PROVIDED RECORDS:
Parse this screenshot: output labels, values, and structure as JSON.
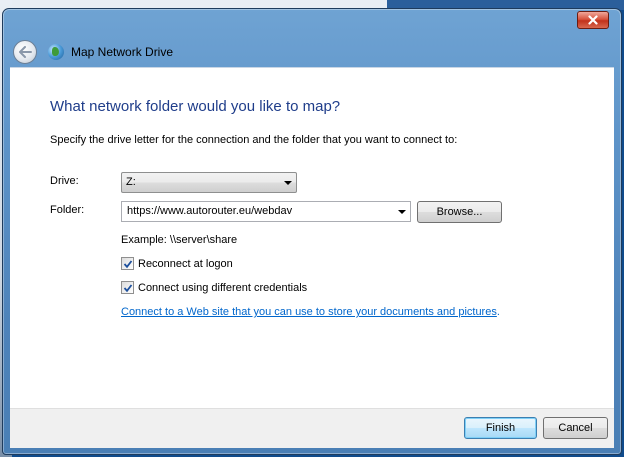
{
  "window": {
    "title": "Map Network Drive",
    "close_icon": "close-icon"
  },
  "header": {
    "back_icon": "back-arrow-icon",
    "app_icon": "network-drive-icon",
    "title": "Map Network Drive"
  },
  "main": {
    "heading": "What network folder would you like to map?",
    "instruction": "Specify the drive letter for the connection and the folder that you want to connect to:",
    "drive": {
      "label": "Drive:",
      "value": "Z:"
    },
    "folder": {
      "label": "Folder:",
      "value": "https://www.autorouter.eu/webdav",
      "browse_label": "Browse..."
    },
    "example": "Example: \\\\server\\share",
    "reconnect": {
      "label": "Reconnect at logon",
      "checked": true
    },
    "credentials": {
      "label": "Connect using different credentials",
      "checked": true
    },
    "link": {
      "text": "Connect to a Web site that you can use to store your documents and pictures",
      "suffix": "."
    }
  },
  "footer": {
    "finish_label": "Finish",
    "cancel_label": "Cancel"
  },
  "colors": {
    "heading": "#1f3d8a",
    "link": "#0066cc",
    "frame": "#5d93c8",
    "close": "#c1321b"
  }
}
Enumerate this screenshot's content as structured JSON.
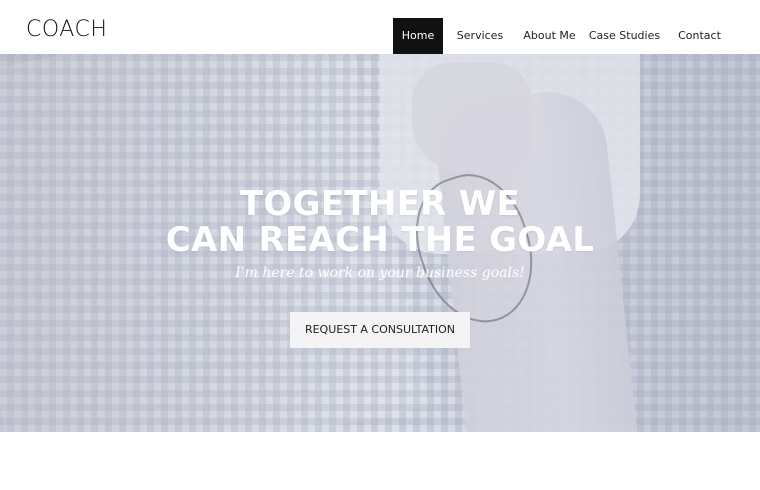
{
  "header": {
    "logo": "COACH",
    "nav": [
      {
        "label": "Home",
        "active": true
      },
      {
        "label": "Services",
        "active": false
      },
      {
        "label": "About Me",
        "active": false
      },
      {
        "label": "Case Studies",
        "active": false
      },
      {
        "label": "Contact",
        "active": false
      }
    ]
  },
  "hero": {
    "title_line1": "TOGETHER WE",
    "title_line2": "CAN REACH THE GOAL",
    "subtitle": "I'm here to work on your business goals!",
    "cta_label": "REQUEST A CONSULTATION"
  },
  "colors": {
    "nav_active_bg": "#111111",
    "cta_bg": "#f4f4f6",
    "hero_text": "#ffffff"
  }
}
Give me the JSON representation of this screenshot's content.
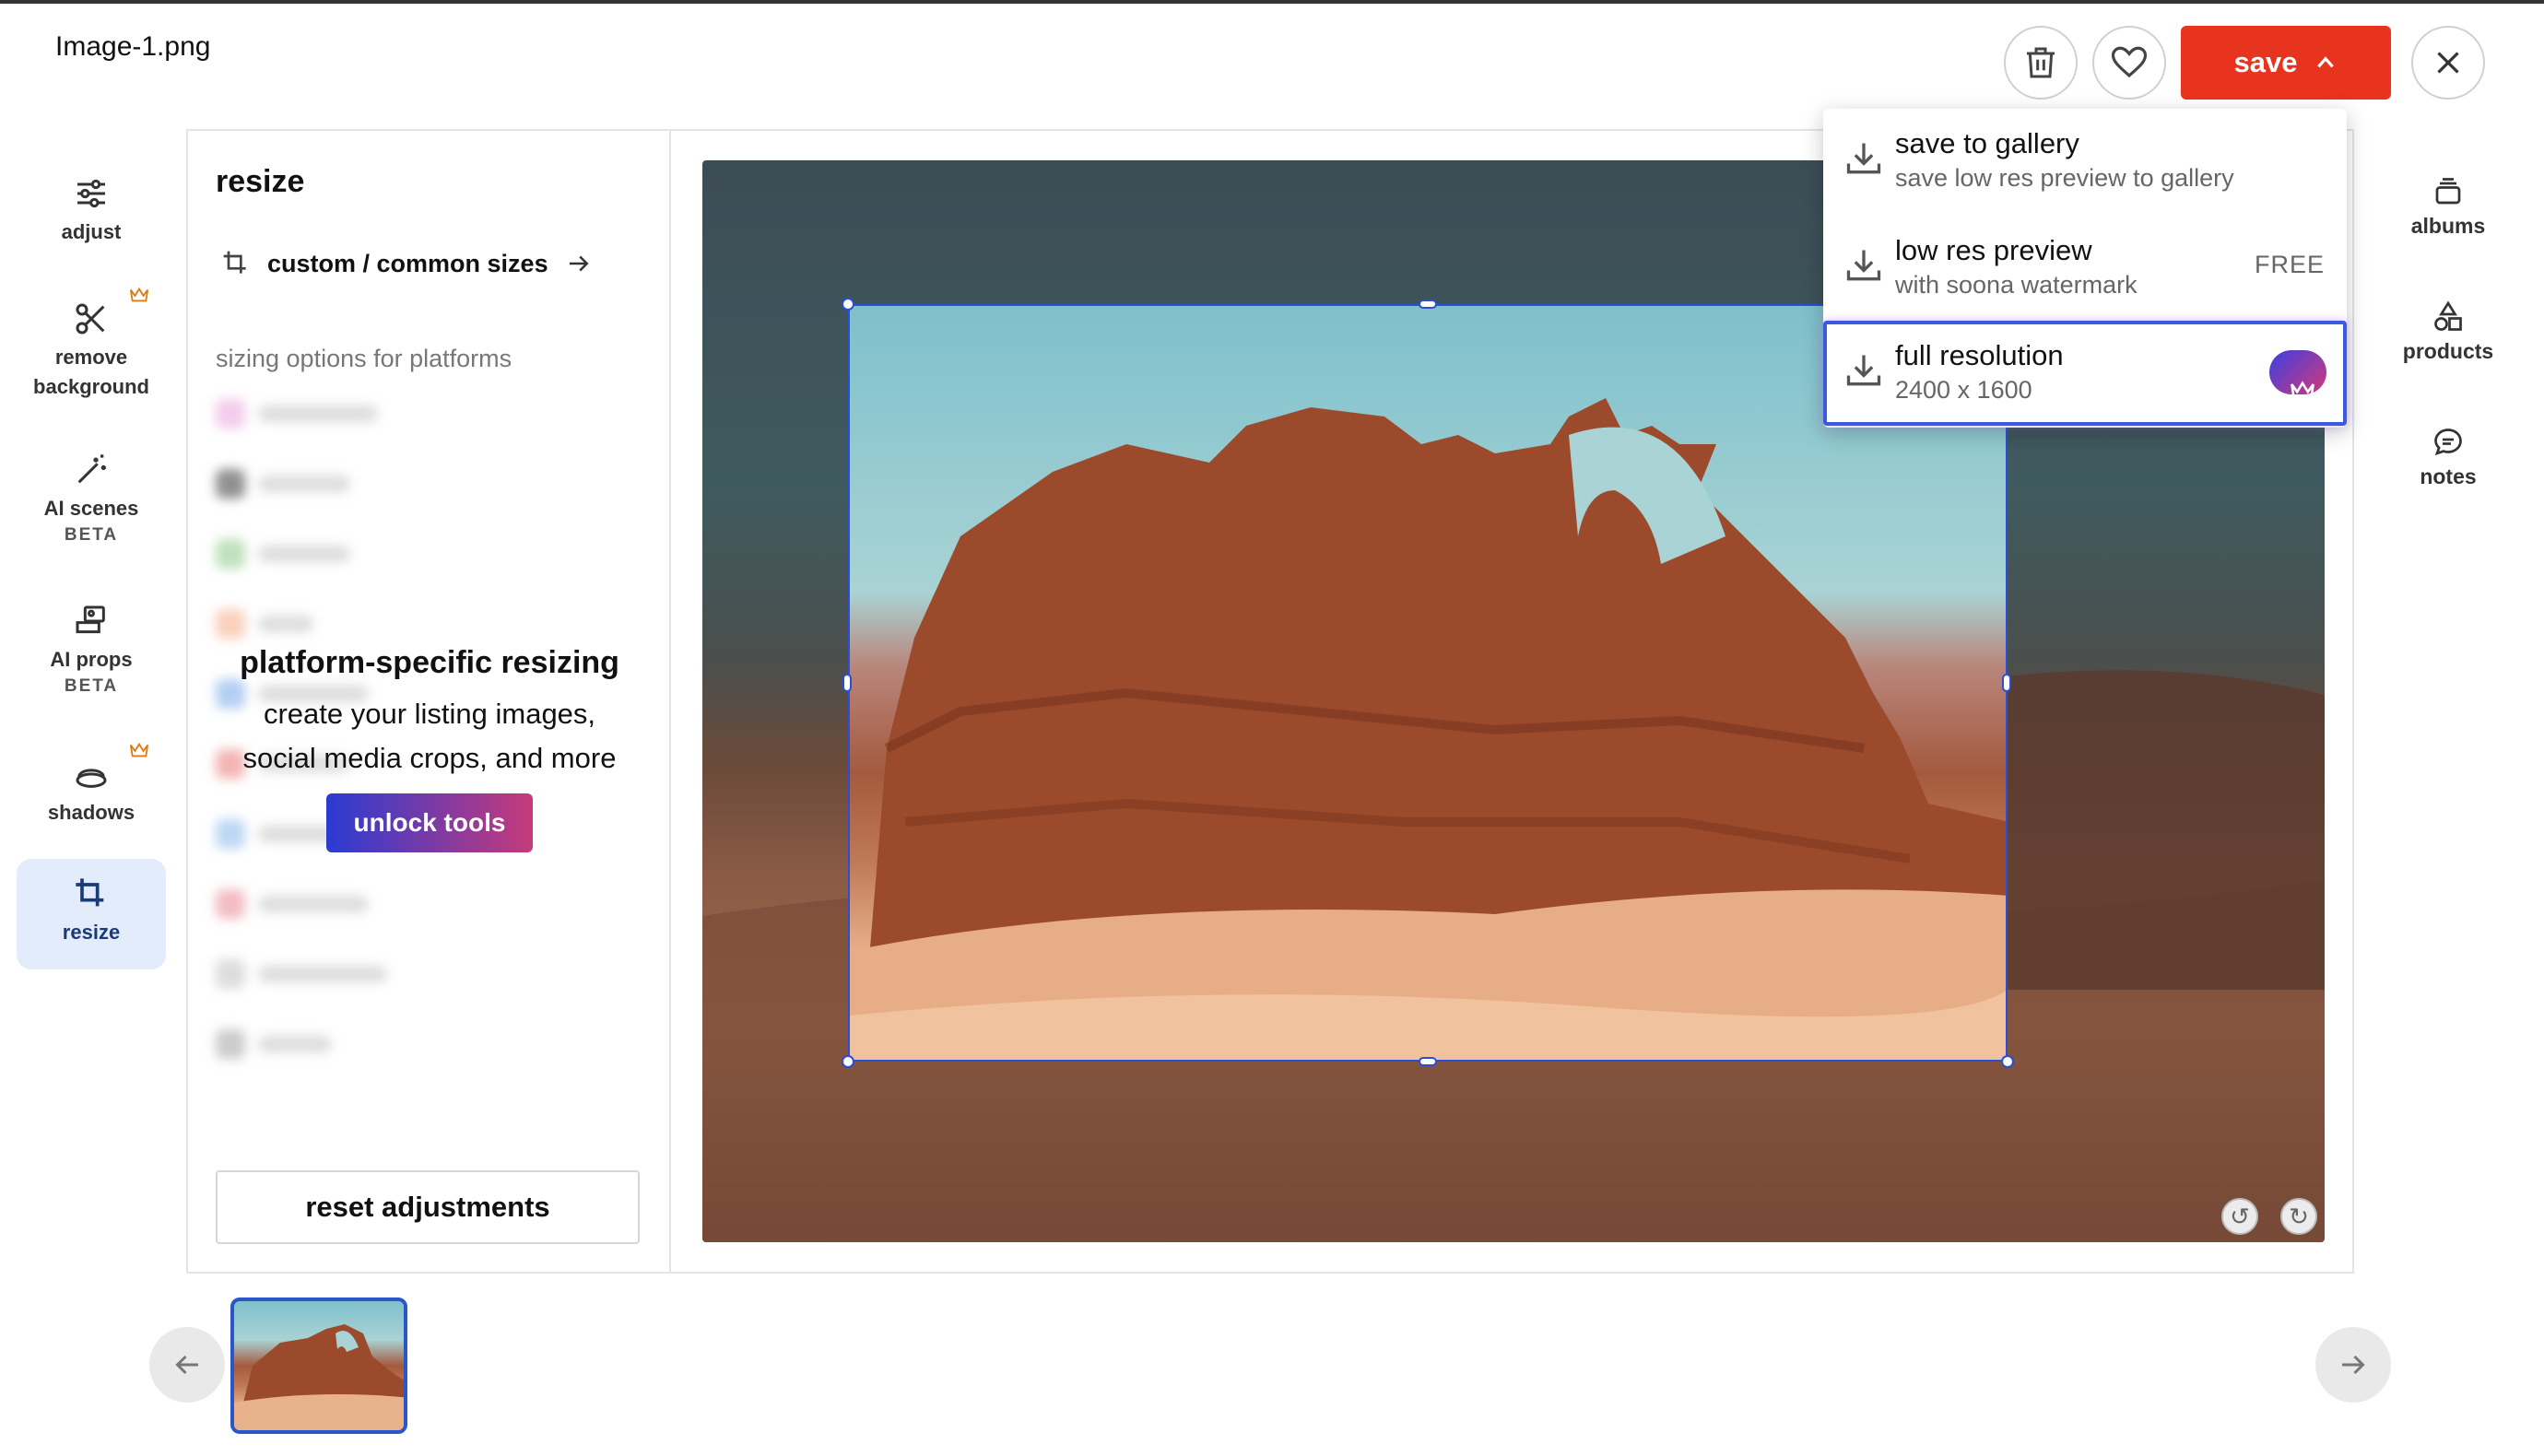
{
  "window": {
    "filename": "Image-1.png"
  },
  "left_tools": [
    {
      "label": "adjust"
    },
    {
      "label": "remove background",
      "line1": "remove",
      "line2": "background",
      "premium": true
    },
    {
      "label": "AI scenes",
      "beta": "BETA"
    },
    {
      "label": "AI props",
      "beta": "BETA"
    },
    {
      "label": "shadows",
      "premium": true
    },
    {
      "label": "resize",
      "active": true
    }
  ],
  "panel": {
    "title": "resize",
    "sizes_link": "custom / common sizes",
    "platforms_label": "sizing options for platforms",
    "promo": {
      "title": "platform-specific resizing",
      "text_line1": "create your listing images,",
      "text_line2": "social media crops, and more",
      "button": "unlock tools"
    },
    "reset_button": "reset adjustments"
  },
  "right_rail": [
    {
      "label": "albums"
    },
    {
      "label": "products"
    },
    {
      "label": "notes"
    }
  ],
  "toolbar": {
    "save_label": "save"
  },
  "save_menu": [
    {
      "title": "save to gallery",
      "subtitle": "save low res preview to gallery"
    },
    {
      "title": "low res preview",
      "subtitle": "with soona watermark",
      "badge": "FREE"
    },
    {
      "title": "full resolution",
      "subtitle": "2400 x 1600",
      "premium": true
    }
  ],
  "colors": {
    "accent_red": "#e8331f",
    "selection_blue": "#2a4fd6",
    "active_tool_bg": "#e2ecfb"
  }
}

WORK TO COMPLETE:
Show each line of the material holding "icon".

ANSWER BELOW:
    "close_icon": "close-icon"
    "back_icon": "back-arrow-icon",
    "app_icon": "network-drive-icon",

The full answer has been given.